Two weeks ago the prime minister said no-deal would be wonderful. It really wouldn’t have been. There is huge relief among businesses that the major disruption that no-deal would have caused has been avoided. There will be zero tariffs and zero quotas on most trade in goods. Manufacturers are delighted. Nissan has confirmed it will be staying in Sunderland - it had suggested it would close the car factory there if we’d left the EU without a trade agreement. But note: PSA is not committing to its Vauxhall factory at Ellesmere Port. It wants to see the details before deciding its next move.
It is concerned about the new “Rules Of Origin” tests. Tariff-free access to EU markets is all well and good but Vauxhall isn’t sure its cars will qualify.

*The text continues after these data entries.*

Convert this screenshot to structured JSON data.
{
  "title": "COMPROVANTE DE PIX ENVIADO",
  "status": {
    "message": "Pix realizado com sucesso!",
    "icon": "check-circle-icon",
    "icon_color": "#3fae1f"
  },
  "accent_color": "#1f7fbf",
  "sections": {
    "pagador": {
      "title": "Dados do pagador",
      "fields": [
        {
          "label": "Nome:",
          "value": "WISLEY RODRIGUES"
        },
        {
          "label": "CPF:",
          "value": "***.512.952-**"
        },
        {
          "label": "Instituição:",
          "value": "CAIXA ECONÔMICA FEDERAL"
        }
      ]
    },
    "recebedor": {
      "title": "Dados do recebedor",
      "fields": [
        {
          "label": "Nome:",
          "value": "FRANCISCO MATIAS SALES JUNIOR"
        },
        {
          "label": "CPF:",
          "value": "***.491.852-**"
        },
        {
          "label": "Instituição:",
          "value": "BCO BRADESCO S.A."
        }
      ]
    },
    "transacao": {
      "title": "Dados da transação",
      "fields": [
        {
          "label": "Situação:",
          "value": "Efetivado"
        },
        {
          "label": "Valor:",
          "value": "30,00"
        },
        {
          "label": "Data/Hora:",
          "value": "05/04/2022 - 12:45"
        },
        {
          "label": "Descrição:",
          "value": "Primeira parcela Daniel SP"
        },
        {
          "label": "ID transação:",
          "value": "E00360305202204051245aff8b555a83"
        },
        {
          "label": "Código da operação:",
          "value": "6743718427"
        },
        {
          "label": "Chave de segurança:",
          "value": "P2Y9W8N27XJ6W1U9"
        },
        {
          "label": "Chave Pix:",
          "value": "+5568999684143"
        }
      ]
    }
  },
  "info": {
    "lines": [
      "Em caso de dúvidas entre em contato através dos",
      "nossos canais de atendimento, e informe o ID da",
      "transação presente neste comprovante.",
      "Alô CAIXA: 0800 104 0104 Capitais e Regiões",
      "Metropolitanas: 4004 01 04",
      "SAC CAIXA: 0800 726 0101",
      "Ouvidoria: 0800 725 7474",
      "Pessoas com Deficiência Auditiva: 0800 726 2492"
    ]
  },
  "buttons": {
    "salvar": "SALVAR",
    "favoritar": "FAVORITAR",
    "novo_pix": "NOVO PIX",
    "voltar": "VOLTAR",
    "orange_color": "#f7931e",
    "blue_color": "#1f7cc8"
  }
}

This deal does very little for services - the bulk of our economy - financial services in particular. Banks and insurers will no longer be able to serve their EU based customers from the UK, but then they have known that for some time. There’s no blow in this deal that they weren’t expecting. Universities face financial hit. The UK is leaving the Erasmus programme, foreign exchange students useful source revenue. Nurses, doctors, accountants, engineered and architects will be concerned to hear that the EU is only offering limited mutual recognition of their professional qualifications. Those who are already working for EU customers appear fine. Those who don’t and hope to in future may find they have to take additional exams.
The big anxiety I’m picking up is about disruption at border. From 1st January the paperwork begins. Exports and imports will require customs declarations and checks and many companies are not prepared. The UK has pledged to wave freight through at the border for the first six months, the EU has not and will presumably enforce the rules from Day 1.
The chief executive of the Road Haulage Association told ITV News: “Disruption from 4th January is inevitable because businesses are not ready for the customs processes and they are not being given an implementation period. There will be chaos of the sort we saw in Kent this week”.
In summary, this trade deal reduces but will not eliminate the economic damage that leaving the EU’s single market and its customs union will cause. “Non-tariff barriers” will go up, despite the prime minister’s insistence to the contrary, this will make trade with our closest and most important market, more difficult. Even the government’s economic forecaster - The Office For Budget Responsibility - calculates that leaving the EU with a free-trade agreement will make us poorer than had we remained. Sovereignty of the sort Boris Johnson has fought for comes at a price. Although it’s one many people may decide they are willing to pay.